The Pentagon recently reiterated that gay and lesbian servicemembers will still not be treated equally even after “Don’t Ask, Don’t Tell” (DADT) is repealed because the Pentagon is prohibited from recognizing same-sex marriages per the 1996 Defense of Marriage Act (DOMA) and other military rules that ban same-sex marriage recognition — and no recognition means no spousal benefits.
The real impact of this is that soldiers in same-sex relationships will be denied on-base housing and expenses for off-base housing, certain health insurance coverage, certain death related benefits, legal counselling and a whole host of other provisions given to married opposite-sex couples.
With the number of gay and lesbian servicemembers in same-sex relationships set to rise, advocates are pointing out how this unequal treatment could, itself, impact morale and the well being of lesbian and gay troops. They say it will quickly add pressure for a repeal of the Defense of Marriage Act. Those opposed to both a DADT and DOMA repeal have already hit back saying that heterosexual troops might find it “offensive.”

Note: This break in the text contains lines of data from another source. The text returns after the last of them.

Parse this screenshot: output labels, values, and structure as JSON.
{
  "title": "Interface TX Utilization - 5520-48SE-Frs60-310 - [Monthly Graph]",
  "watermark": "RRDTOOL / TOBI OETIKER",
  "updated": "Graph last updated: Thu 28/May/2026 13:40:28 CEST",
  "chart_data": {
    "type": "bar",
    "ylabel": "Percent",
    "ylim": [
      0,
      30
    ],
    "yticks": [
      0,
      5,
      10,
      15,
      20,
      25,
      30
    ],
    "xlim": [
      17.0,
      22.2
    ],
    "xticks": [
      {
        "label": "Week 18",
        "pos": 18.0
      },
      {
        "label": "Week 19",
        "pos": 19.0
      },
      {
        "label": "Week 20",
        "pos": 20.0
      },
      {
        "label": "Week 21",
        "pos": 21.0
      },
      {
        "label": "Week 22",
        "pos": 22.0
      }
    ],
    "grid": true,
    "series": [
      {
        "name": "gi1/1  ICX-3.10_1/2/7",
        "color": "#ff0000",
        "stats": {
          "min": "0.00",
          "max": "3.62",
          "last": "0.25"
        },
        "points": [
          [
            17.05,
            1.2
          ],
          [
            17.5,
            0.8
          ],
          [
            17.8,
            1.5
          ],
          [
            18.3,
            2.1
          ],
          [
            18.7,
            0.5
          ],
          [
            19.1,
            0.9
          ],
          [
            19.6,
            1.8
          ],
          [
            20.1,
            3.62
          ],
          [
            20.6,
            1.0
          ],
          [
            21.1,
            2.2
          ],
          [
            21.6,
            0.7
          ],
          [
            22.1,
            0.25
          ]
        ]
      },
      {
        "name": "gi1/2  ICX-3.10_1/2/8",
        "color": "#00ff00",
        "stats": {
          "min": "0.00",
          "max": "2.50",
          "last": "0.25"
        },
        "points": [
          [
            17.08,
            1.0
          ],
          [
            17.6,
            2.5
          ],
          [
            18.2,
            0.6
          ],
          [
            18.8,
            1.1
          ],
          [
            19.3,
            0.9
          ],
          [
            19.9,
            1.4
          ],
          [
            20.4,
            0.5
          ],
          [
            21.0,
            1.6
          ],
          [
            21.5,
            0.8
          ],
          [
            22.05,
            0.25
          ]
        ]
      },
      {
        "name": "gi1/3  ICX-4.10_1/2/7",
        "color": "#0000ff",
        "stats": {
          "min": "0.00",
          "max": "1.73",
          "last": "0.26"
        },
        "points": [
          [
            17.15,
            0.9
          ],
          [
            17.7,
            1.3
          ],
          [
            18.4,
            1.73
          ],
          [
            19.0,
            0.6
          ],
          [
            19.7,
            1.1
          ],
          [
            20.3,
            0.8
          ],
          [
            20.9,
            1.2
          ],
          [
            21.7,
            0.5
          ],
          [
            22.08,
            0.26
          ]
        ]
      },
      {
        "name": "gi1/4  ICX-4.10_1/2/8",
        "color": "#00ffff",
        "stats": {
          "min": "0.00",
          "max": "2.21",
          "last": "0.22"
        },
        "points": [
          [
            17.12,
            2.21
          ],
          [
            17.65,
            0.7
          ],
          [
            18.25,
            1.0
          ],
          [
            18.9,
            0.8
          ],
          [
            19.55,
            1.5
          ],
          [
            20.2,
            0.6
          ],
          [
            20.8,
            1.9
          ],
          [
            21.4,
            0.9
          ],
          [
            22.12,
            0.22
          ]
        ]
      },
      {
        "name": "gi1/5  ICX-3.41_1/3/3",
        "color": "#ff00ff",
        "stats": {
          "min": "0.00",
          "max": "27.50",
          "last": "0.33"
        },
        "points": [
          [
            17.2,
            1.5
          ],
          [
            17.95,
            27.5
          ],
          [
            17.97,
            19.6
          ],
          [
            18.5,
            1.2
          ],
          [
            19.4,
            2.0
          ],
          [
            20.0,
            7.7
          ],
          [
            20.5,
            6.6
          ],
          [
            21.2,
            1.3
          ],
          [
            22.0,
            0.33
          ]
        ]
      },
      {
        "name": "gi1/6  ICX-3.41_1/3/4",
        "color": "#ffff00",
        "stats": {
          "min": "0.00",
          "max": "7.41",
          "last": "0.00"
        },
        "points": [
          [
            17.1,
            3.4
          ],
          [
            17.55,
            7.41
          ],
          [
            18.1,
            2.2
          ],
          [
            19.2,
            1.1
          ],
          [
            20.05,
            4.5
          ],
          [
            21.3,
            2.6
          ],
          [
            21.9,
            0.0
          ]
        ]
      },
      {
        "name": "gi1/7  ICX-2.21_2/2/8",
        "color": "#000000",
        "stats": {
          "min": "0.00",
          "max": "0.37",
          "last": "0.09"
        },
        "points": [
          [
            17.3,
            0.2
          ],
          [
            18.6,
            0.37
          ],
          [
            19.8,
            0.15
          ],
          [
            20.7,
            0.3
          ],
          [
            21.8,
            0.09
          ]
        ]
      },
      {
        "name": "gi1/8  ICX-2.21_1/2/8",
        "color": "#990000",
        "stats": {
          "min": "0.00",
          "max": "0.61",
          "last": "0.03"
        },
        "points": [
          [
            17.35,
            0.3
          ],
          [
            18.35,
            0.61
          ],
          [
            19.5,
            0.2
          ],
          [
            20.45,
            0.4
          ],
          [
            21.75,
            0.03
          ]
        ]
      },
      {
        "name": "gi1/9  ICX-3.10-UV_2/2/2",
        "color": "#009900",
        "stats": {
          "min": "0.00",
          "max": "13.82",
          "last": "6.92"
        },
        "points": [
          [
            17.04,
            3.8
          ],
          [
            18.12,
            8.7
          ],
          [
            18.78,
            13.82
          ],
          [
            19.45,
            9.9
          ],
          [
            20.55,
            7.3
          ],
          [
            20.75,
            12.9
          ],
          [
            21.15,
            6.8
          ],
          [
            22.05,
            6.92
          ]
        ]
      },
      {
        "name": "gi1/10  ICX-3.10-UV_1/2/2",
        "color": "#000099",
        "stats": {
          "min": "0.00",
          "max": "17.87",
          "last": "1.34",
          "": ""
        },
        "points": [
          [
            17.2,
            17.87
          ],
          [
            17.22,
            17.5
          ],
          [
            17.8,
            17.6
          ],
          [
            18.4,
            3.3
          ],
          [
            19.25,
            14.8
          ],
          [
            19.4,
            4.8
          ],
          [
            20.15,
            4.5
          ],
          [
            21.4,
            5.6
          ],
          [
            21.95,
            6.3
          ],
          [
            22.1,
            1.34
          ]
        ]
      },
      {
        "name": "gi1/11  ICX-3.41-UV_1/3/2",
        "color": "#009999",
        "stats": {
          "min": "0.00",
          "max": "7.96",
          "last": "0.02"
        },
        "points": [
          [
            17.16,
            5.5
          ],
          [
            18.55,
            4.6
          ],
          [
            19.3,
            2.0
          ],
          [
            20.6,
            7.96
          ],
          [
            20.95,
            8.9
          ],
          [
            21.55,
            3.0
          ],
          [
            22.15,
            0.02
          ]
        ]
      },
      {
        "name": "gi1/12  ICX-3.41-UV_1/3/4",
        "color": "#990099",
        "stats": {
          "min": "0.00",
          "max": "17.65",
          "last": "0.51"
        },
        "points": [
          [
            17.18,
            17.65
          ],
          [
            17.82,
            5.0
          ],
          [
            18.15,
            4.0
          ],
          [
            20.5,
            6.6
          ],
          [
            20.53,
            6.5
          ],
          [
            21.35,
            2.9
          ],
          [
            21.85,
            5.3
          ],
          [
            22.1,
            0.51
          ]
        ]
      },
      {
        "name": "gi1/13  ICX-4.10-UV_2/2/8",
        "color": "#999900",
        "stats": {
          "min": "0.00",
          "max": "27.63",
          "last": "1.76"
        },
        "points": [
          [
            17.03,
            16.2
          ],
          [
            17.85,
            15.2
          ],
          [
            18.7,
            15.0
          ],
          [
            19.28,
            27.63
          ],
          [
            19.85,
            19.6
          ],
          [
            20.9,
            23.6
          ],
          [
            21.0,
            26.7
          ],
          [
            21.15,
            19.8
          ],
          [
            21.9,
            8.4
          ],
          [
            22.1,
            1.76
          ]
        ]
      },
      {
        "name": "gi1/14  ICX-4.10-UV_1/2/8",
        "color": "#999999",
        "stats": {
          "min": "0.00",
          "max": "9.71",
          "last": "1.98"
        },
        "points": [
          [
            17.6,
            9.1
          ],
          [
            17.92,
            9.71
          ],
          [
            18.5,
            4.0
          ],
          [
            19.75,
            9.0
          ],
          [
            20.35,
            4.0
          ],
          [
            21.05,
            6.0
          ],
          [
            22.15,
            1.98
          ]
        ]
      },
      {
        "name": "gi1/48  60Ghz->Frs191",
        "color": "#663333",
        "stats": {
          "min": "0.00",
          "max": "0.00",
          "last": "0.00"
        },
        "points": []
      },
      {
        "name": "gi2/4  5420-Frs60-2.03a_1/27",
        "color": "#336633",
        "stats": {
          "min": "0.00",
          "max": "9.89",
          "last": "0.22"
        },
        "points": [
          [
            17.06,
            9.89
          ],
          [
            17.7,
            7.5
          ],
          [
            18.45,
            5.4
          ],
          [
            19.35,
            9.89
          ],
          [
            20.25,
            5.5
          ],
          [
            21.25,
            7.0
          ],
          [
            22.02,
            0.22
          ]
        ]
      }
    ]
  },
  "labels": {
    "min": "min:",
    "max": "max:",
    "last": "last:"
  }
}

“What’s pretty obvious is that there is going to be a collision soon between an open and integrated military and a federal law that prevents what I consider unit cohesion,” said Rick Jacobs, chairman and founder of the Courage Campaign, an advocacy group for gay men and lesbians in the military. “You will have different people treated very differently.”
But Elaine Donnelly, whose policy organization, the Center for Military Readiness, is opposed to ending the ban on openly gay troops, said extending equal benefits to same-sex couples would be not just costly but also offensive to some heterosexual couples. “These are things Congress should have considered last year before they voted to repeal the policy,” said Ms. Donnelly, the center’s president.
Eileen Lainez, a spokeswoman for the Pentagon, said the department was studying whether smaller benefits, like free legal services, could be extended to same-sex spouses. But she said there would be “no change” in eligibility for major benefits like housing and health care when “don’t ask, don’t tell” goes away.
“The Defense of Marriage Act and the existing definition of a “dependent” in some laws prohibit extension of many military benefits to same-sex couples,” she said.
The New York Times points out that there are certain benefits that can be secured, such as in the case of on-base housing where same-sex couples may be eligible if they have dependent children.
It is also important to stress that DOMA being struck down by the courts, as seems more likely in the near term than legislative action, would not remedy the benefits problem because the military is governed by other laws that would also have to be amended. Such a process could take years, though it is conceivable that, as suggested above, military officials may move to at least partially remedy this inequity by working around the restrictions imposed by the Defense of Marriage Act.
It cannot be denied, however, that until DOMA is repealed, gay and lesbian servicemembers will continue to be discriminated against and suffer a lesser status, at least institutionally, than their heterosexual counterparts. One might also venture that such unequal treatment cannot be good for unit cohesion either.